One Page Zines – By Bill Thoo

Have you ever thought that everything you wanted to say could be printed on one page? Now you can do this with a zine.

I have come across concepts for a one page zine several times, but never attempted one myself until recently. These zines are printed on a single sheet of paper, but with clever cuts and folds that morphs that one paper sheet into a multipage publication, albeit in a much smaller final size. There are various formulas for doing this, and I will show you the one I used.

Front cover with camera

Haystack Heroes: A Photographic Project – By Tommaso Carrara

Since I started making photographs, a little over 2 years ago, I have always followed my instincts and shot whatever I liked to. Whether that was a nice landscape, a street scene, or a nice building, I did not worry too much about what my message was. And probably I still don’ t, as I honestly have no idea what my real intention is behind this side of the glass. The only thing I know is that I enjoy doing it, and I feel like I am creating something unique, which somehow has my own stamp on it.

Joys and Challenges of Publishing Zines – By Floyd K. Takeuchi

I thought I knew a thing or two about publishing a zine.  In a previous life, I ran a Honolulu, Hawaii-based media company that published six monthly consumer magazines. We covered the market – among our titles was a regional city magazine whose beginning could be traced to the days of the Hawaiian Monarchy in the 19th Century; a regional business monthly, one of the oldest titles of its kind in the western United States; and a monthly that covered politics and business in the vast reaches of Oceania. I was also, at various times, editor and publisher of the business and Oceania publications.

“Bardo: Summer of ’20” – a Photozine – by New Exit Group
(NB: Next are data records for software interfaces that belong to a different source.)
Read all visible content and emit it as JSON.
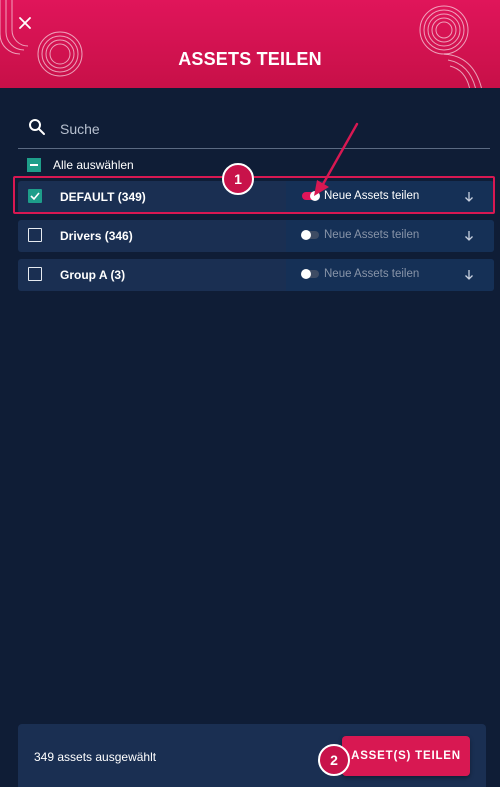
{
  "header": {
    "title": "ASSETS TEILEN",
    "close_icon": "close-icon",
    "accent": "#d81852"
  },
  "search": {
    "placeholder": "Suche",
    "value": ""
  },
  "select_all": {
    "label": "Alle auswählen",
    "state": "indeterminate"
  },
  "groups": [
    {
      "name": "DEFAULT (349)",
      "checked": true,
      "toggle_on": true,
      "toggle_label": "Neue Assets teilen"
    },
    {
      "name": "Drivers (346)",
      "checked": false,
      "toggle_on": false,
      "toggle_label": "Neue Assets teilen"
    },
    {
      "name": "Group A (3)",
      "checked": false,
      "toggle_on": false,
      "toggle_label": "Neue Assets teilen"
    }
  ],
  "annotations": {
    "step1": "1",
    "step2": "2"
  },
  "footer": {
    "count_text": "349 assets ausgewählt",
    "share_button": "ASSET(S) TEILEN"
  }
}
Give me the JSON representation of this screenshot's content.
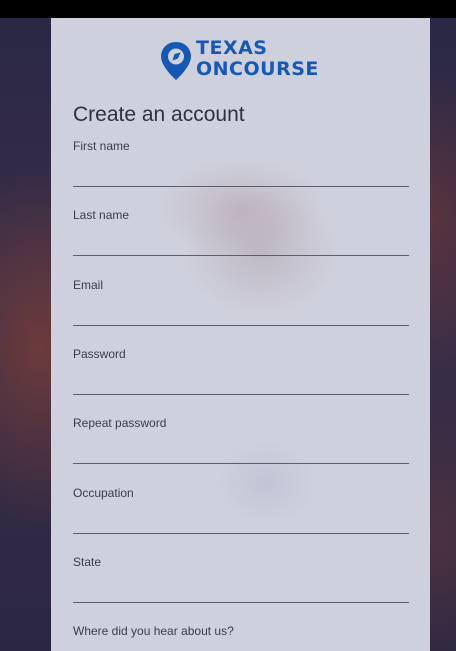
{
  "brand": {
    "line1": "TEXAS",
    "line2": "ONCOURSE",
    "color": "#1559b3"
  },
  "form": {
    "title": "Create an account",
    "fields": [
      {
        "label": "First name",
        "value": ""
      },
      {
        "label": "Last name",
        "value": ""
      },
      {
        "label": "Email",
        "value": ""
      },
      {
        "label": "Password",
        "value": ""
      },
      {
        "label": "Repeat password",
        "value": ""
      },
      {
        "label": "Occupation",
        "value": ""
      },
      {
        "label": "State",
        "value": ""
      },
      {
        "label": "Where did you hear about us?",
        "value": ""
      }
    ]
  },
  "icons": {
    "logo": "location-pin-icon"
  }
}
I always told myself that my first publication would be representative of a large body of personal work, something only I could have produced after a few years of working on a project – all the stars would align, I would curate a coherent sequence, send to print, score a publishing deal, and then make a start on the next idea. Perhaps ambitious – after all, many photographers dream of such an arrangement – but I don’t think it’s too unrealistic a goal, especially as the work I’ve been producing for a while is specifically intended for sequenced, printed presentation.

Scroll to Top